(Data supplied begins)

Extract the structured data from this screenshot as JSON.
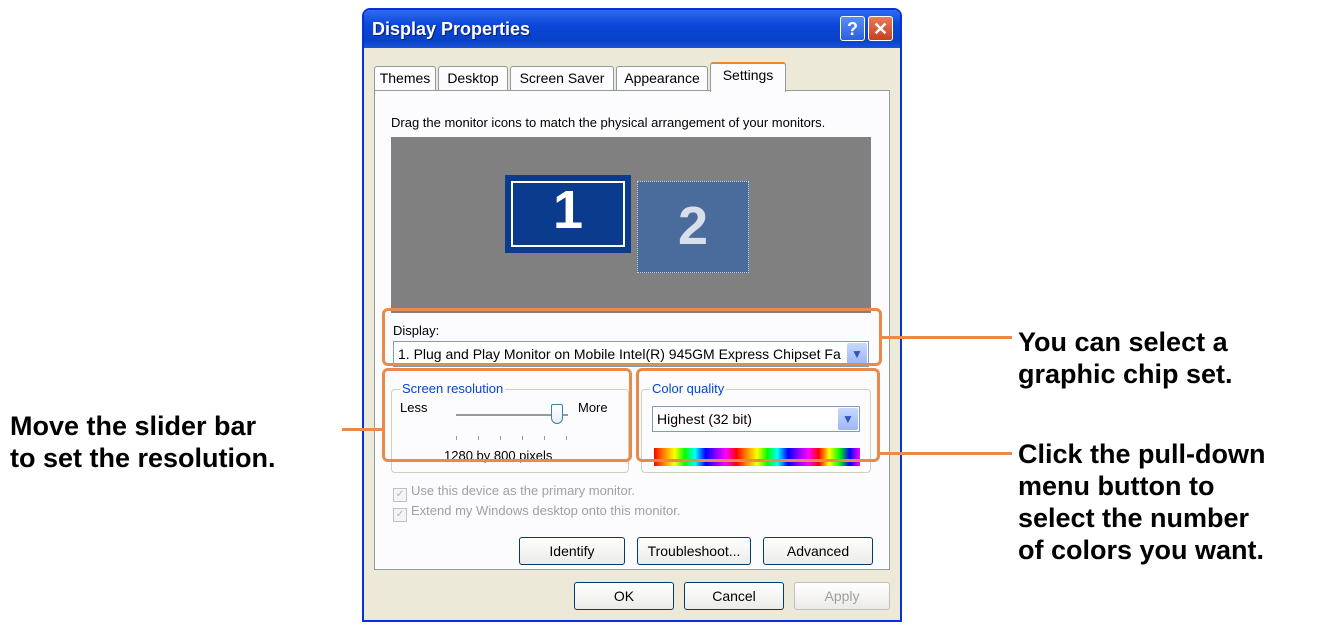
{
  "window": {
    "title": "Display Properties",
    "help_symbol": "?",
    "close_symbol": "✕"
  },
  "tabs": [
    {
      "label": "Themes",
      "active": false
    },
    {
      "label": "Desktop",
      "active": false
    },
    {
      "label": "Screen Saver",
      "active": false
    },
    {
      "label": "Appearance",
      "active": false
    },
    {
      "label": "Settings",
      "active": true
    }
  ],
  "settings": {
    "instruction": "Drag the monitor icons to match the physical arrangement of your monitors.",
    "monitors": [
      "1",
      "2"
    ],
    "display_label": "Display:",
    "display_value": "1. Plug and Play Monitor on Mobile Intel(R) 945GM Express Chipset Fa",
    "resolution": {
      "group_label": "Screen resolution",
      "less_label": "Less",
      "more_label": "More",
      "value_text": "1280 by 800 pixels",
      "slider_fraction": 0.9
    },
    "color_quality": {
      "group_label": "Color quality",
      "value": "Highest (32 bit)"
    },
    "checkboxes": [
      {
        "label": "Use this device as the primary monitor.",
        "checked": true
      },
      {
        "label": "Extend my Windows desktop onto this monitor.",
        "checked": true
      }
    ],
    "buttons": {
      "identify": "Identify",
      "troubleshoot": "Troubleshoot...",
      "advanced": "Advanced"
    }
  },
  "dialog_buttons": {
    "ok": "OK",
    "cancel": "Cancel",
    "apply": "Apply"
  },
  "annotations": {
    "chipset": [
      "You can select a",
      "graphic chip set."
    ],
    "slider": [
      "Move the slider bar",
      "to set the resolution."
    ],
    "colors": [
      "Click the pull-down",
      "menu button to",
      "select the number",
      "of colors you want."
    ]
  },
  "colors": {
    "highlight": "#e78a4c",
    "title_bar": "#0a46d8"
  }
}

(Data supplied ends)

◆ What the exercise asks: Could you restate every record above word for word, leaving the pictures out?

◆ Written response:
Extract the structured data from this screenshot as JSON.
{
  "window": {
    "title": "Display Properties",
    "help_symbol": "?",
    "close_symbol": "✕"
  },
  "tabs": [
    {
      "label": "Themes",
      "active": false
    },
    {
      "label": "Desktop",
      "active": false
    },
    {
      "label": "Screen Saver",
      "active": false
    },
    {
      "label": "Appearance",
      "active": false
    },
    {
      "label": "Settings",
      "active": true
    }
  ],
  "settings": {
    "instruction": "Drag the monitor icons to match the physical arrangement of your monitors.",
    "monitors": [
      "1",
      "2"
    ],
    "display_label": "Display:",
    "display_value": "1. Plug and Play Monitor on Mobile Intel(R) 945GM Express Chipset Fa",
    "resolution": {
      "group_label": "Screen resolution",
      "less_label": "Less",
      "more_label": "More",
      "value_text": "1280 by 800 pixels",
      "slider_fraction": 0.9
    },
    "color_quality": {
      "group_label": "Color quality",
      "value": "Highest (32 bit)"
    },
    "checkboxes": [
      {
        "label": "Use this device as the primary monitor.",
        "checked": true
      },
      {
        "label": "Extend my Windows desktop onto this monitor.",
        "checked": true
      }
    ],
    "buttons": {
      "identify": "Identify",
      "troubleshoot": "Troubleshoot...",
      "advanced": "Advanced"
    }
  },
  "dialog_buttons": {
    "ok": "OK",
    "cancel": "Cancel",
    "apply": "Apply"
  },
  "annotations": {
    "chipset": [
      "You can select a",
      "graphic chip set."
    ],
    "slider": [
      "Move the slider bar",
      "to set the resolution."
    ],
    "colors": [
      "Click the pull-down",
      "menu button to",
      "select the number",
      "of colors you want."
    ]
  },
  "colors": {
    "highlight": "#e78a4c",
    "title_bar": "#0a46d8"
  }
}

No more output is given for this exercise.